#### PROMPT
In the answer, each line must appear exactly as in the records, and no picture may appear.

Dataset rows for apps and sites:
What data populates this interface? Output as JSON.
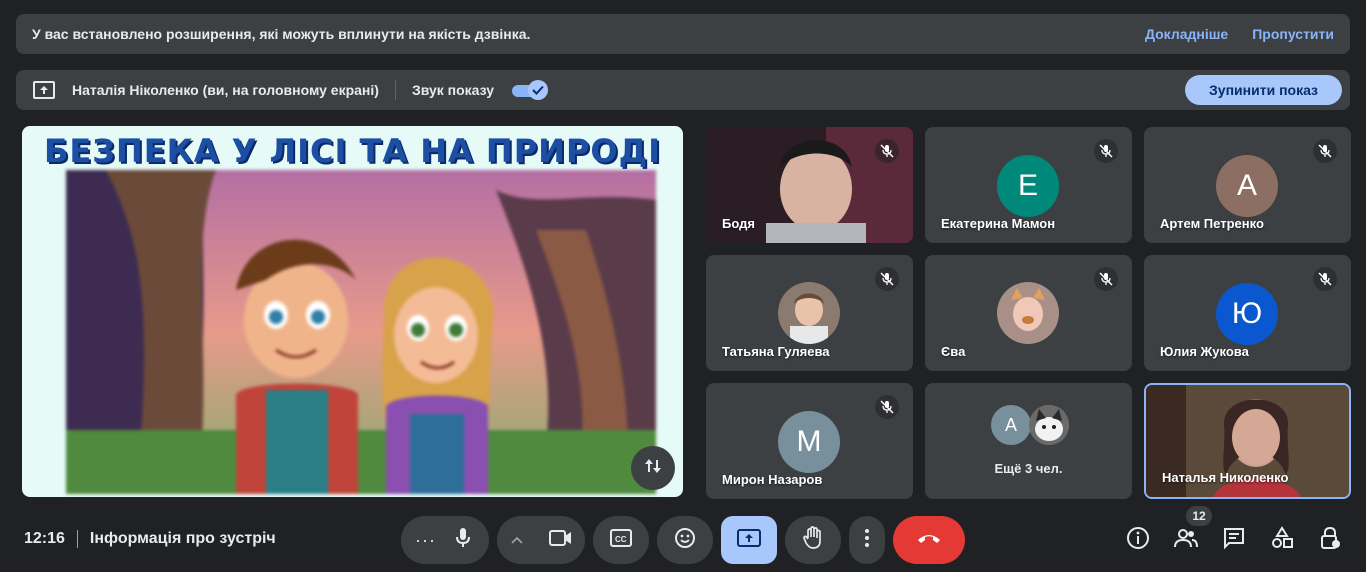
{
  "banner": {
    "message": "У вас встановлено розширення, які можуть вплинути на якість дзвінка.",
    "learn_more": "Докладніше",
    "skip": "Пропустити"
  },
  "presenting": {
    "presenter": "Наталія Ніколенко (ви, на головному екрані)",
    "sound_label": "Звук показу",
    "sound_on": true,
    "stop_button": "Зупинити показ"
  },
  "slide": {
    "title": "БЕЗПЕКА У ЛІСІ ТА НА ПРИРОДІ"
  },
  "participants": [
    {
      "name": "Бодя",
      "type": "video",
      "muted": true
    },
    {
      "name": "Екатерина Мамон",
      "initial": "E",
      "color": "#00897b",
      "muted": true
    },
    {
      "name": "Артем Петренко",
      "initial": "A",
      "color": "#8d6e63",
      "muted": true
    },
    {
      "name": "Татьяна Гуляева",
      "type": "photo",
      "muted": true
    },
    {
      "name": "Єва",
      "type": "photo",
      "muted": true
    },
    {
      "name": "Юлия Жукова",
      "initial": "Ю",
      "color": "#0b57d0",
      "muted": true
    },
    {
      "name": "Мирон Назаров",
      "initial": "М",
      "color": "#78909c",
      "muted": true
    },
    {
      "more_label": "Ещё 3 чел.",
      "initial": "A"
    },
    {
      "name": "Наталья Николенко",
      "type": "video",
      "active": true
    }
  ],
  "toolbar": {
    "time": "12:16",
    "meeting_info": "Інформація про зустріч",
    "people_count": "12"
  },
  "colors": {
    "accent": "#a8c7fa",
    "end_call": "#e53935",
    "tile_bg": "#3c4043"
  }
}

#### EXPECTED ANSWER
What data populates this interface? Output as JSON.
{
  "banner": {
    "message": "У вас встановлено розширення, які можуть вплинути на якість дзвінка.",
    "learn_more": "Докладніше",
    "skip": "Пропустити"
  },
  "presenting": {
    "presenter": "Наталія Ніколенко (ви, на головному екрані)",
    "sound_label": "Звук показу",
    "sound_on": true,
    "stop_button": "Зупинити показ"
  },
  "slide": {
    "title": "БЕЗПЕКА У ЛІСІ ТА НА ПРИРОДІ"
  },
  "participants": [
    {
      "name": "Бодя",
      "type": "video",
      "muted": true
    },
    {
      "name": "Екатерина Мамон",
      "initial": "E",
      "color": "#00897b",
      "muted": true
    },
    {
      "name": "Артем Петренко",
      "initial": "A",
      "color": "#8d6e63",
      "muted": true
    },
    {
      "name": "Татьяна Гуляева",
      "type": "photo",
      "muted": true
    },
    {
      "name": "Єва",
      "type": "photo",
      "muted": true
    },
    {
      "name": "Юлия Жукова",
      "initial": "Ю",
      "color": "#0b57d0",
      "muted": true
    },
    {
      "name": "Мирон Назаров",
      "initial": "М",
      "color": "#78909c",
      "muted": true
    },
    {
      "more_label": "Ещё 3 чел.",
      "initial": "A"
    },
    {
      "name": "Наталья Николенко",
      "type": "video",
      "active": true
    }
  ],
  "toolbar": {
    "time": "12:16",
    "meeting_info": "Інформація про зустріч",
    "people_count": "12"
  },
  "colors": {
    "accent": "#a8c7fa",
    "end_call": "#e53935",
    "tile_bg": "#3c4043"
  }
}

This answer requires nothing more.